MANILA, Feb. 28 The Armed Forces of the Philippines (AFP) and the Department of Agrarian Reform (DAR) have joined hands in providing water and sanitation (WatSan) facilities in many villages throughout the country as part of the governments community outreach program.
DAR and AFP officials said hundreds of farming households in several villages in Eastern Samar, La Union and Davao will now be safe from water-borne diseases after DAR launched the Community-Managed Potable Water Supply, Sanitation and Hygiene (CPWASH) project in those areas.
DAR, in partnership with the Philippine Center for Water and Sanitation (PCWS) and AFP Civil Relations Service (CRS), will train members of farmers organizations and residents of agrarian reform communities (ARCs) on how to construct, operate, manage and maintain low-cost potable water and sanitation system.
AFP-CRS said the project is part of its Bayanihan intiative called Internal Peace and Security Plan (IPSP) aimed to win the peace in the countryside.
We [at DAR] are pushing this project in response to the water-borne diseases that threaten ARCs, especially those in remote areas where people lack potable drinking water, said Susana Leones, director of the Bureau of Agrarian Reform Beneficiaries Development (BARBD).
The CPWASH consists of biogas digester, iron removal filter and bio-sand filter. These are low-cost, indigenous based materials and pro-poor technology aimed at improving access to water supply and proper sanitation services.
Studies made by DAR showed that installing these indigenous water supplies will eliminate too much iron and bacteria present in most water-wells in the rural areas. The device can also help reduce greenhouse emissions in the environment.

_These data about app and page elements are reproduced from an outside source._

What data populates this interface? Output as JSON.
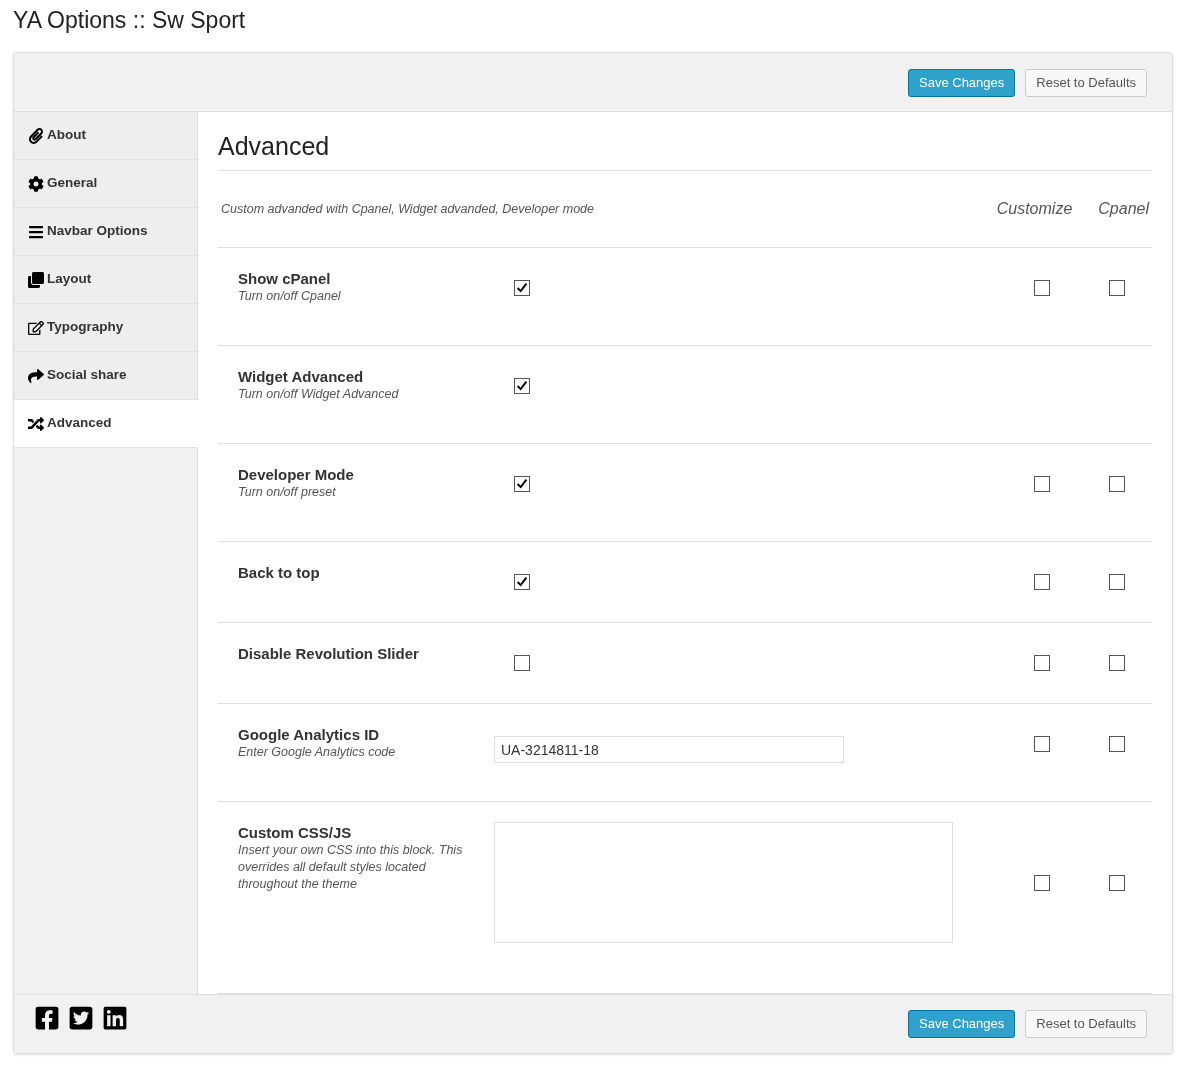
{
  "page_title": "YA Options :: Sw Sport",
  "header_buttons": [
    {
      "label": "Save Changes",
      "kind": "primary"
    },
    {
      "label": "Reset to Defaults",
      "kind": "secondary"
    }
  ],
  "sidebar": {
    "items": [
      {
        "label": "About",
        "selected": false
      },
      {
        "label": "General",
        "selected": false
      },
      {
        "label": "Navbar Options",
        "selected": false
      },
      {
        "label": "Layout",
        "selected": false
      },
      {
        "label": "Typography",
        "selected": false
      },
      {
        "label": "Social share",
        "selected": false
      },
      {
        "label": "Advanced",
        "selected": true
      }
    ]
  },
  "section": {
    "title": "Advanced",
    "description": "Custom advanded with Cpanel, Widget advanded, Developer mode",
    "columns": [
      "Customize",
      "Cpanel"
    ]
  },
  "rows": [
    {
      "kind": "checkbox",
      "label": "Show cPanel",
      "hint": "Turn on/off Cpanel",
      "checked": true,
      "options": [
        {
          "checked": false
        },
        {
          "checked": false
        }
      ]
    },
    {
      "kind": "checkbox",
      "label": "Widget Advanced",
      "hint": "Turn on/off Widget Advanced",
      "checked": true,
      "options": []
    },
    {
      "kind": "checkbox",
      "label": "Developer Mode",
      "hint": "Turn on/off preset",
      "checked": true,
      "options": [
        {
          "checked": false
        },
        {
          "checked": false
        }
      ]
    },
    {
      "kind": "checkbox",
      "label": "Back to top",
      "checked": true,
      "options": [
        {
          "checked": false
        },
        {
          "checked": false
        }
      ]
    },
    {
      "kind": "checkbox",
      "label": "Disable Revolution Slider",
      "checked": false,
      "options": [
        {
          "checked": false
        },
        {
          "checked": false
        }
      ]
    },
    {
      "kind": "text",
      "label": "Google Analytics ID",
      "hint": "Enter Google Analytics code",
      "value": "UA-3214811-18",
      "options": [
        {
          "checked": false
        },
        {
          "checked": false
        }
      ]
    },
    {
      "kind": "textarea",
      "label": "Custom CSS/JS",
      "hint": "Insert your own CSS into this block. This overrides all default styles located throughout the theme",
      "value": "",
      "options": [
        {
          "checked": false
        },
        {
          "checked": false
        }
      ]
    }
  ],
  "footer_buttons": [
    {
      "label": "Save Changes",
      "kind": "primary"
    },
    {
      "label": "Reset to Defaults",
      "kind": "secondary"
    }
  ]
}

We found out that diseases like E. Coli, diarrhea, amoebiasis and dysentery are among the common illnesses of farming folks that are lacking access to clean and safe drinking water. The installation of water filters like CPWASH and teaching the residents of proper hygiene and sanitation will ensure their safety from these diseases, Leones said.
The DAR project will also enable farmers to learn how to construct the bio-gas digester that converts human wastes and other biodegradable trash into bio-gas, that residents can use for their cooking as a cheap alternative to liquefied petroleum gas (LPG).
Under the project, concerned local government units (LGUs) will shoulder the cost of materials, the farmers organizations in the areas provide laborers and indigenous materials and the PCWS take care of the engineering technology through trainings and hands-on construction. (PNA)